[TASK MATERIAL Boundary: Start]

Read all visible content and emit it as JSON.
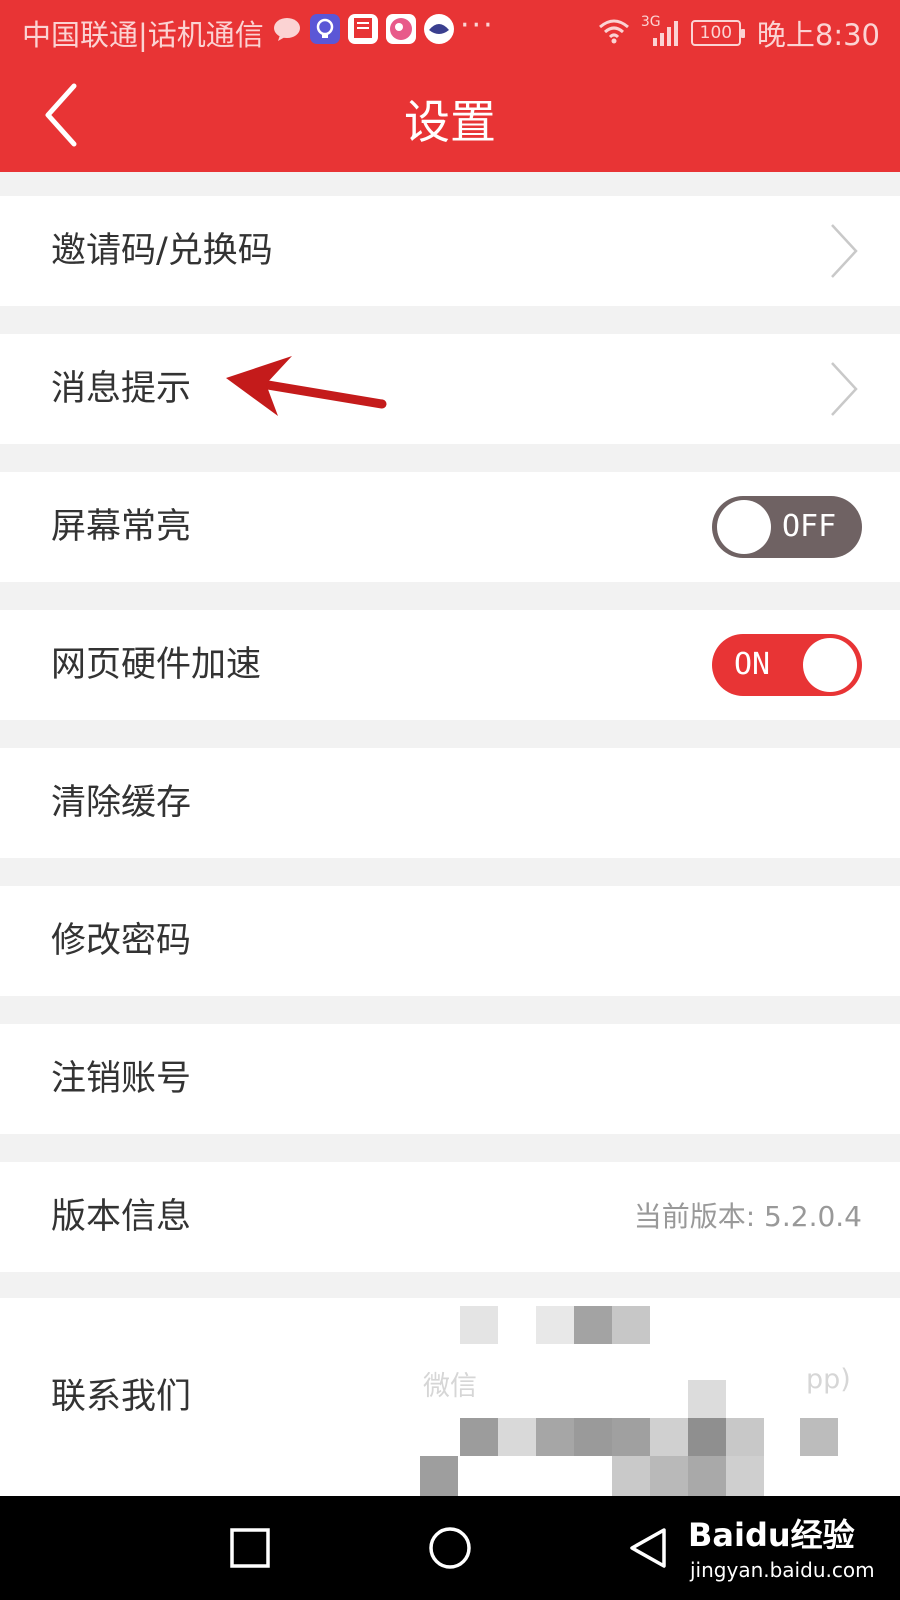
{
  "status_bar": {
    "carrier": "中国联通|话机通信",
    "more": "···",
    "network": "3G",
    "battery": "100",
    "time": "晚上8:30",
    "notification_icons": [
      "chat-bubble-icon",
      "lightbulb-app-icon",
      "document-app-icon",
      "heart-app-icon",
      "bird-app-icon"
    ]
  },
  "header": {
    "title": "设置",
    "back_icon": "chevron-left-icon",
    "color": "#e83435"
  },
  "settings": {
    "invite_code": "邀请码/兑换码",
    "message_notice": "消息提示",
    "screen_on": {
      "label": "屏幕常亮",
      "toggle": "OFF",
      "state": false
    },
    "hw_accel": {
      "label": "网页硬件加速",
      "toggle": "ON",
      "state": true
    },
    "clear_cache": "清除缓存",
    "change_password": "修改密码",
    "delete_account": "注销账号",
    "version": {
      "label": "版本信息",
      "value": "当前版本: 5.2.0.4"
    },
    "contact": {
      "label": "联系我们",
      "value": "微信",
      "value_tail": "pp)"
    }
  },
  "nav_bar": {
    "buttons": [
      "recents-square-icon",
      "home-circle-icon",
      "back-triangle-icon"
    ]
  },
  "watermark": {
    "logo": "Baidu经验",
    "url": "jingyan.baidu.com"
  },
  "colors": {
    "accent": "#e83435",
    "toggle_off": "#6f6263",
    "background": "#f2f2f2"
  }
}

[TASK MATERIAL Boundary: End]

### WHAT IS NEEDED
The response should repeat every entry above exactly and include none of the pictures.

### YOUR SOLUTION
Read all visible content and emit it as JSON.
{
  "status_bar": {
    "carrier": "中国联通|话机通信",
    "more": "···",
    "network": "3G",
    "battery": "100",
    "time": "晚上8:30",
    "notification_icons": [
      "chat-bubble-icon",
      "lightbulb-app-icon",
      "document-app-icon",
      "heart-app-icon",
      "bird-app-icon"
    ]
  },
  "header": {
    "title": "设置",
    "back_icon": "chevron-left-icon",
    "color": "#e83435"
  },
  "settings": {
    "invite_code": "邀请码/兑换码",
    "message_notice": "消息提示",
    "screen_on": {
      "label": "屏幕常亮",
      "toggle": "OFF",
      "state": false
    },
    "hw_accel": {
      "label": "网页硬件加速",
      "toggle": "ON",
      "state": true
    },
    "clear_cache": "清除缓存",
    "change_password": "修改密码",
    "delete_account": "注销账号",
    "version": {
      "label": "版本信息",
      "value": "当前版本: 5.2.0.4"
    },
    "contact": {
      "label": "联系我们",
      "value": "微信",
      "value_tail": "pp)"
    }
  },
  "nav_bar": {
    "buttons": [
      "recents-square-icon",
      "home-circle-icon",
      "back-triangle-icon"
    ]
  },
  "watermark": {
    "logo": "Baidu经验",
    "url": "jingyan.baidu.com"
  },
  "colors": {
    "accent": "#e83435",
    "toggle_off": "#6f6263",
    "background": "#f2f2f2"
  }
}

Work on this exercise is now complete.